[Stored items]
§

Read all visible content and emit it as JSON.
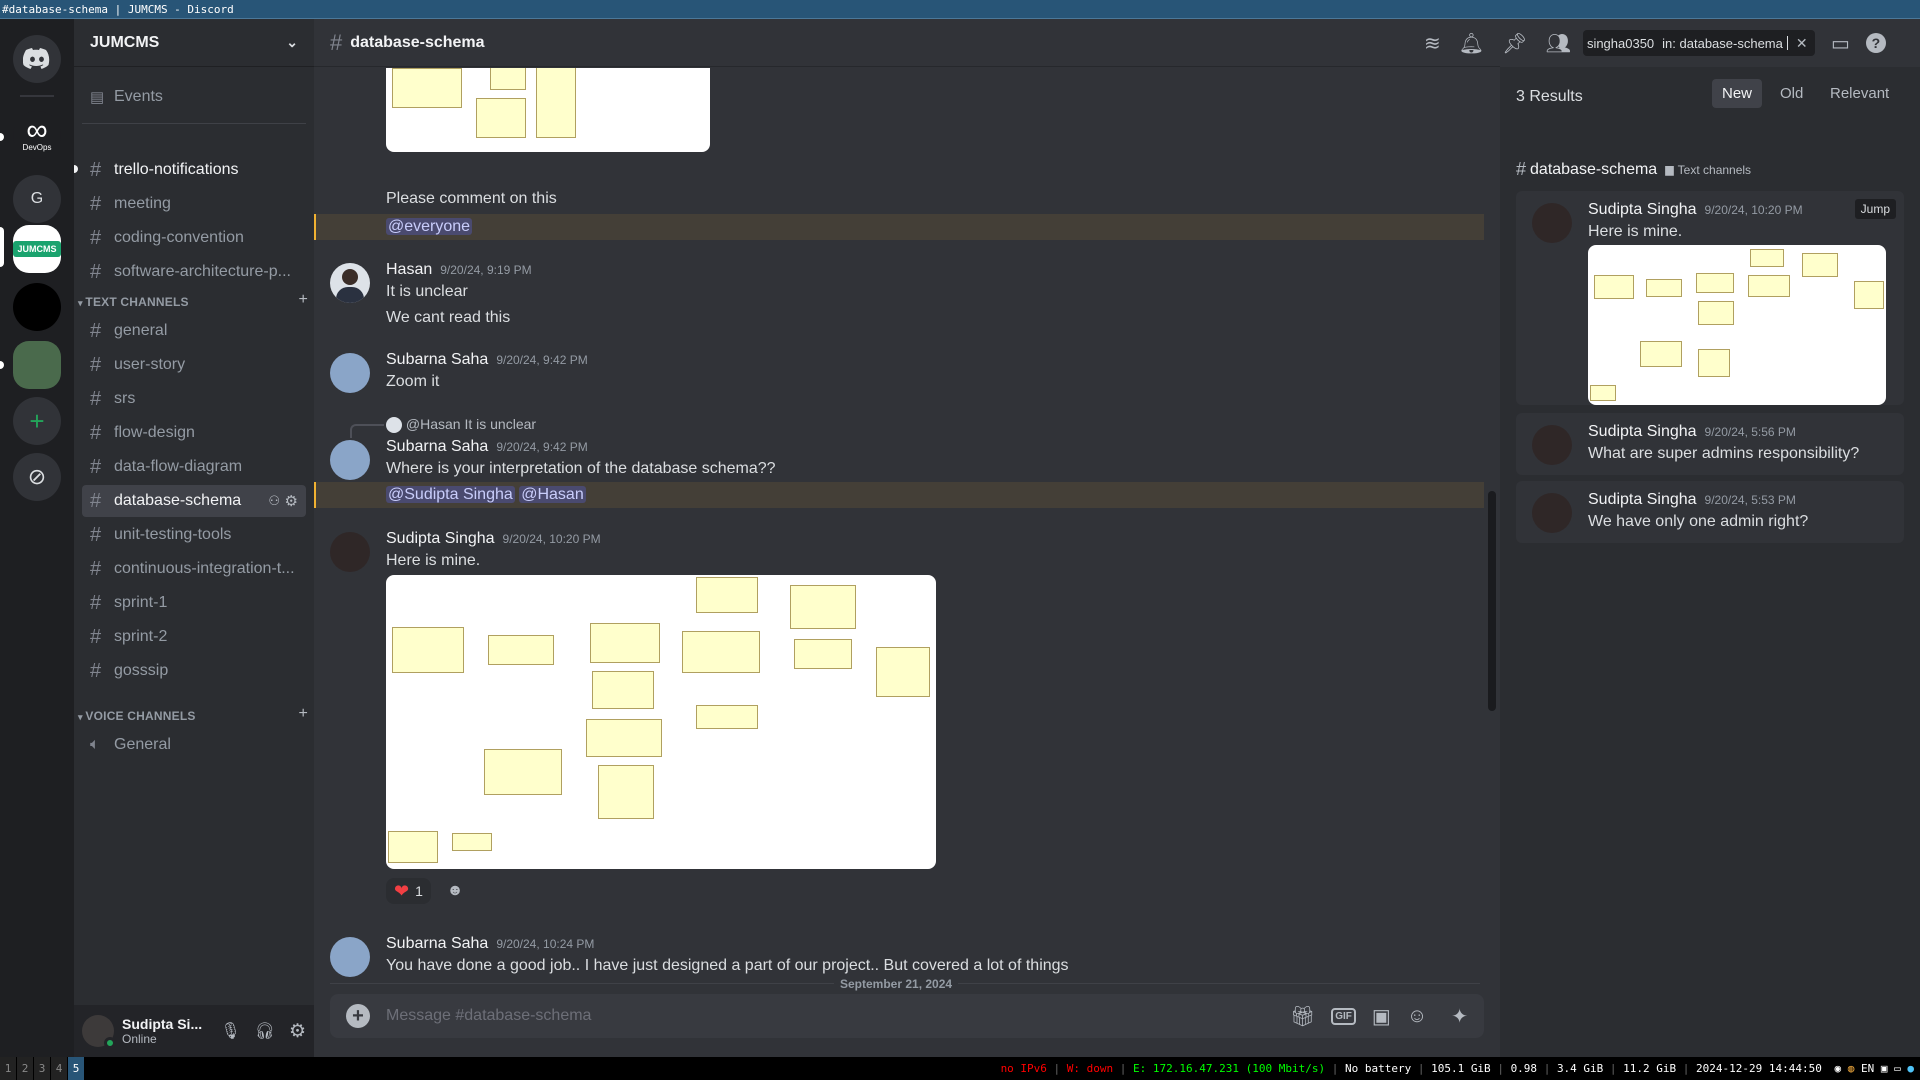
{
  "window_title": "#database-schema | JUMCMS - Discord",
  "servers": {
    "items": [
      {
        "label": "DevOps",
        "icon": "infinity-icon"
      },
      {
        "label": "G"
      },
      {
        "label": "JUMCMS"
      },
      {
        "label": ""
      },
      {
        "label": ""
      }
    ]
  },
  "guild": {
    "name": "JUMCMS"
  },
  "sidebar": {
    "events_label": "Events",
    "top_channels": [
      "trello-notifications",
      "meeting",
      "coding-convention",
      "software-architecture-p..."
    ],
    "text_category": "TEXT CHANNELS",
    "text_channels": [
      "general",
      "user-story",
      "srs",
      "flow-design",
      "data-flow-diagram",
      "database-schema",
      "unit-testing-tools",
      "continuous-integration-t...",
      "sprint-1",
      "sprint-2",
      "gosssip"
    ],
    "voice_category": "VOICE CHANNELS",
    "voice_channels": [
      "General"
    ]
  },
  "user": {
    "name": "Sudipta Si...",
    "status": "Online"
  },
  "chat": {
    "channel": "database-schema",
    "messages": {
      "m0_text": "Please comment on this",
      "m0_mention": "@everyone",
      "m1_author": "Hasan",
      "m1_time": "9/20/24, 9:19 PM",
      "m1_line1": "It is unclear",
      "m1_line2": "We cant read this",
      "m2_author": "Subarna Saha",
      "m2_time": "9/20/24, 9:42 PM",
      "m2_text": "Zoom it",
      "m3_reply_author": "@Hasan",
      "m3_reply_text": "It is unclear",
      "m3_author": "Subarna Saha",
      "m3_time": "9/20/24, 9:42 PM",
      "m3_text": "Where is your interpretation of the database schema??",
      "m3_mention1": "@Sudipta Singha",
      "m3_mention2": "@Hasan",
      "m4_author": "Sudipta Singha",
      "m4_time": "9/20/24, 10:20 PM",
      "m4_text": "Here is mine.",
      "m4_reaction_count": "1",
      "m5_author": "Subarna Saha",
      "m5_time": "9/20/24, 10:24 PM",
      "m5_text": "You have done a good job.. I have just designed a part of our project.. But covered a lot of things"
    },
    "date_divider": "September 21, 2024",
    "composer_placeholder": "Message #database-schema"
  },
  "search": {
    "query_user": "singha0350",
    "query_in": "in: database-schema",
    "results_count": "3 Results",
    "sort_new": "New",
    "sort_old": "Old",
    "sort_relevant": "Relevant",
    "channel": "database-schema",
    "channel_category": "Text channels",
    "jump_label": "Jump",
    "results": [
      {
        "author": "Sudipta Singha",
        "time": "9/20/24, 10:20 PM",
        "text": "Here is mine."
      },
      {
        "author": "Sudipta Singha",
        "time": "9/20/24, 5:56 PM",
        "text": "What are super admins responsibility?"
      },
      {
        "author": "Sudipta Singha",
        "time": "9/20/24, 5:53 PM",
        "text": "We have only one admin right?"
      }
    ]
  },
  "statusbar": {
    "workspaces": [
      "1",
      "2",
      "3",
      "4",
      "5"
    ],
    "current_workspace": "5",
    "ipv6": "no IPv6",
    "wifi": "W: down",
    "eth": "E: 172.16.47.231 (100 Mbit/s)",
    "battery": "No battery",
    "disk": "105.1 GiB",
    "load": "0.98",
    "mem": "3.4 GiB",
    "swap": "11.2 GiB",
    "datetime": "2024-12-29 14:44:50",
    "lang": "EN"
  },
  "colors": {
    "accent": "#5865f2",
    "online": "#23a55a",
    "mention_bg": "#f0b132",
    "heart": "#f23f43"
  }
}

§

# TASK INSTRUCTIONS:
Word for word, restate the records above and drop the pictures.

# ANSWER TO THE PROBLEM:
Read all visible content and emit it as JSON.
{
  "window_title": "#database-schema | JUMCMS - Discord",
  "servers": {
    "items": [
      {
        "label": "DevOps",
        "icon": "infinity-icon"
      },
      {
        "label": "G"
      },
      {
        "label": "JUMCMS"
      },
      {
        "label": ""
      },
      {
        "label": ""
      }
    ]
  },
  "guild": {
    "name": "JUMCMS"
  },
  "sidebar": {
    "events_label": "Events",
    "top_channels": [
      "trello-notifications",
      "meeting",
      "coding-convention",
      "software-architecture-p..."
    ],
    "text_category": "TEXT CHANNELS",
    "text_channels": [
      "general",
      "user-story",
      "srs",
      "flow-design",
      "data-flow-diagram",
      "database-schema",
      "unit-testing-tools",
      "continuous-integration-t...",
      "sprint-1",
      "sprint-2",
      "gosssip"
    ],
    "voice_category": "VOICE CHANNELS",
    "voice_channels": [
      "General"
    ]
  },
  "user": {
    "name": "Sudipta Si...",
    "status": "Online"
  },
  "chat": {
    "channel": "database-schema",
    "messages": {
      "m0_text": "Please comment on this",
      "m0_mention": "@everyone",
      "m1_author": "Hasan",
      "m1_time": "9/20/24, 9:19 PM",
      "m1_line1": "It is unclear",
      "m1_line2": "We cant read this",
      "m2_author": "Subarna Saha",
      "m2_time": "9/20/24, 9:42 PM",
      "m2_text": "Zoom it",
      "m3_reply_author": "@Hasan",
      "m3_reply_text": "It is unclear",
      "m3_author": "Subarna Saha",
      "m3_time": "9/20/24, 9:42 PM",
      "m3_text": "Where is your interpretation of the database schema??",
      "m3_mention1": "@Sudipta Singha",
      "m3_mention2": "@Hasan",
      "m4_author": "Sudipta Singha",
      "m4_time": "9/20/24, 10:20 PM",
      "m4_text": "Here is mine.",
      "m4_reaction_count": "1",
      "m5_author": "Subarna Saha",
      "m5_time": "9/20/24, 10:24 PM",
      "m5_text": "You have done a good job.. I have just designed a part of our project.. But covered a lot of things"
    },
    "date_divider": "September 21, 2024",
    "composer_placeholder": "Message #database-schema"
  },
  "search": {
    "query_user": "singha0350",
    "query_in": "in: database-schema",
    "results_count": "3 Results",
    "sort_new": "New",
    "sort_old": "Old",
    "sort_relevant": "Relevant",
    "channel": "database-schema",
    "channel_category": "Text channels",
    "jump_label": "Jump",
    "results": [
      {
        "author": "Sudipta Singha",
        "time": "9/20/24, 10:20 PM",
        "text": "Here is mine."
      },
      {
        "author": "Sudipta Singha",
        "time": "9/20/24, 5:56 PM",
        "text": "What are super admins responsibility?"
      },
      {
        "author": "Sudipta Singha",
        "time": "9/20/24, 5:53 PM",
        "text": "We have only one admin right?"
      }
    ]
  },
  "statusbar": {
    "workspaces": [
      "1",
      "2",
      "3",
      "4",
      "5"
    ],
    "current_workspace": "5",
    "ipv6": "no IPv6",
    "wifi": "W: down",
    "eth": "E: 172.16.47.231 (100 Mbit/s)",
    "battery": "No battery",
    "disk": "105.1 GiB",
    "load": "0.98",
    "mem": "3.4 GiB",
    "swap": "11.2 GiB",
    "datetime": "2024-12-29 14:44:50",
    "lang": "EN"
  },
  "colors": {
    "accent": "#5865f2",
    "online": "#23a55a",
    "mention_bg": "#f0b132",
    "heart": "#f23f43"
  }
}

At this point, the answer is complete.